Data records:

------------------------

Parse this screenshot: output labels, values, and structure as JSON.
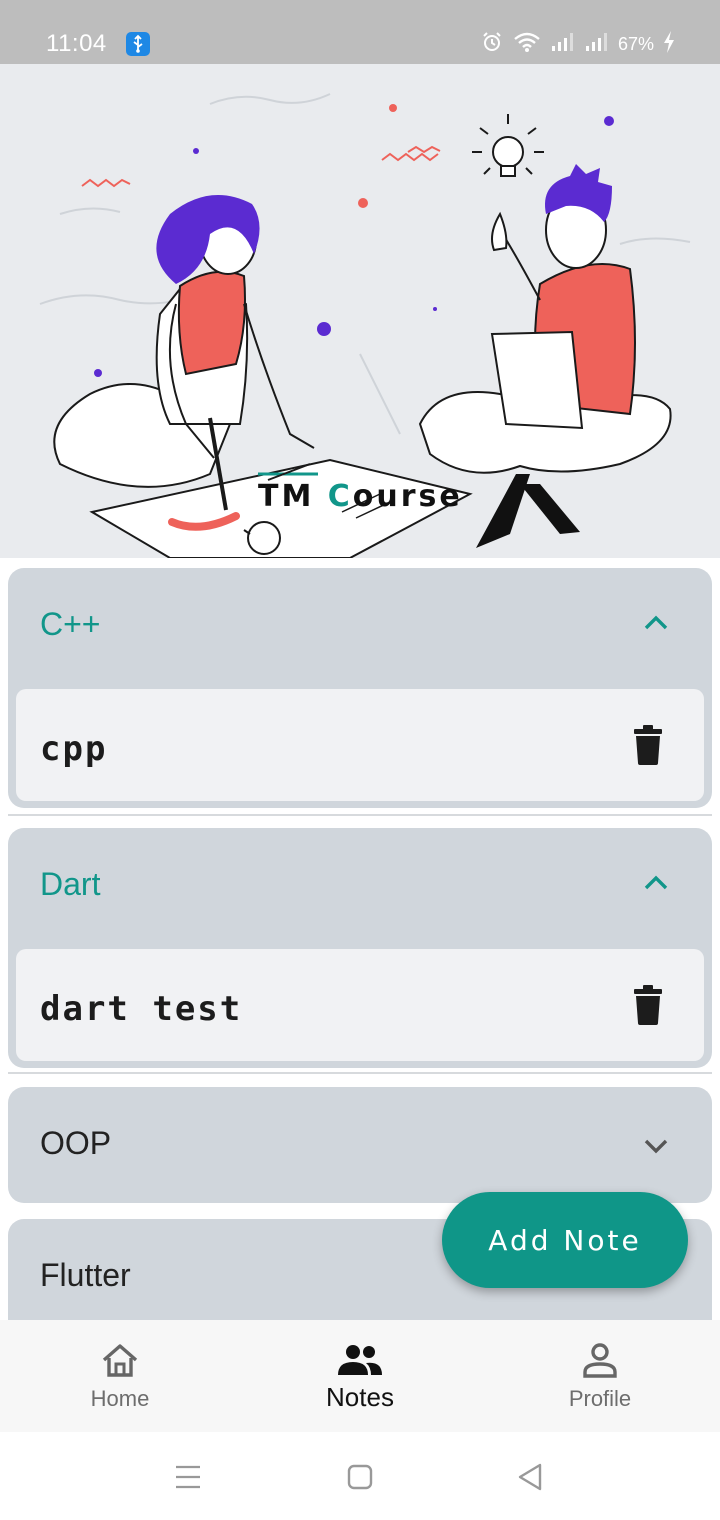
{
  "status_bar": {
    "time": "11:04",
    "battery": "67%",
    "icons": [
      "usb-icon",
      "alarm-icon",
      "wifi-icon",
      "signal-icon",
      "signal-icon",
      "charging-icon"
    ]
  },
  "hero": {
    "brand_tm": "TM ",
    "brand_c": "C",
    "brand_rest": "ourse"
  },
  "panels": [
    {
      "title": "C++",
      "expanded": true,
      "notes": [
        {
          "text": "cpp"
        }
      ]
    },
    {
      "title": "Dart",
      "expanded": true,
      "notes": [
        {
          "text": "dart test"
        }
      ]
    },
    {
      "title": "OOP",
      "expanded": false,
      "notes": []
    },
    {
      "title": "Flutter",
      "expanded": false,
      "notes": []
    }
  ],
  "fab": {
    "label": "Add Note"
  },
  "bottom_nav": {
    "items": [
      {
        "label": "Home",
        "icon": "home-icon",
        "active": false
      },
      {
        "label": "Notes",
        "icon": "people-icon",
        "active": true
      },
      {
        "label": "Profile",
        "icon": "person-icon",
        "active": false
      }
    ]
  },
  "system_nav": {
    "icons": [
      "recents-icon",
      "home-square-icon",
      "back-icon"
    ]
  },
  "colors": {
    "accent": "#0f9688",
    "panel": "#d0d6dc",
    "card": "#f1f2f4",
    "hero_bg": "#e9ebee",
    "figure_red": "#ee625a",
    "figure_purple": "#5b2bd1"
  }
}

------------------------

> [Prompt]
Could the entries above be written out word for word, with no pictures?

> [Exercise response]
Parse this screenshot: output labels, values, and structure as JSON.
{
  "status_bar": {
    "time": "11:04",
    "battery": "67%",
    "icons": [
      "usb-icon",
      "alarm-icon",
      "wifi-icon",
      "signal-icon",
      "signal-icon",
      "charging-icon"
    ]
  },
  "hero": {
    "brand_tm": "TM ",
    "brand_c": "C",
    "brand_rest": "ourse"
  },
  "panels": [
    {
      "title": "C++",
      "expanded": true,
      "notes": [
        {
          "text": "cpp"
        }
      ]
    },
    {
      "title": "Dart",
      "expanded": true,
      "notes": [
        {
          "text": "dart test"
        }
      ]
    },
    {
      "title": "OOP",
      "expanded": false,
      "notes": []
    },
    {
      "title": "Flutter",
      "expanded": false,
      "notes": []
    }
  ],
  "fab": {
    "label": "Add Note"
  },
  "bottom_nav": {
    "items": [
      {
        "label": "Home",
        "icon": "home-icon",
        "active": false
      },
      {
        "label": "Notes",
        "icon": "people-icon",
        "active": true
      },
      {
        "label": "Profile",
        "icon": "person-icon",
        "active": false
      }
    ]
  },
  "system_nav": {
    "icons": [
      "recents-icon",
      "home-square-icon",
      "back-icon"
    ]
  },
  "colors": {
    "accent": "#0f9688",
    "panel": "#d0d6dc",
    "card": "#f1f2f4",
    "hero_bg": "#e9ebee",
    "figure_red": "#ee625a",
    "figure_purple": "#5b2bd1"
  }
}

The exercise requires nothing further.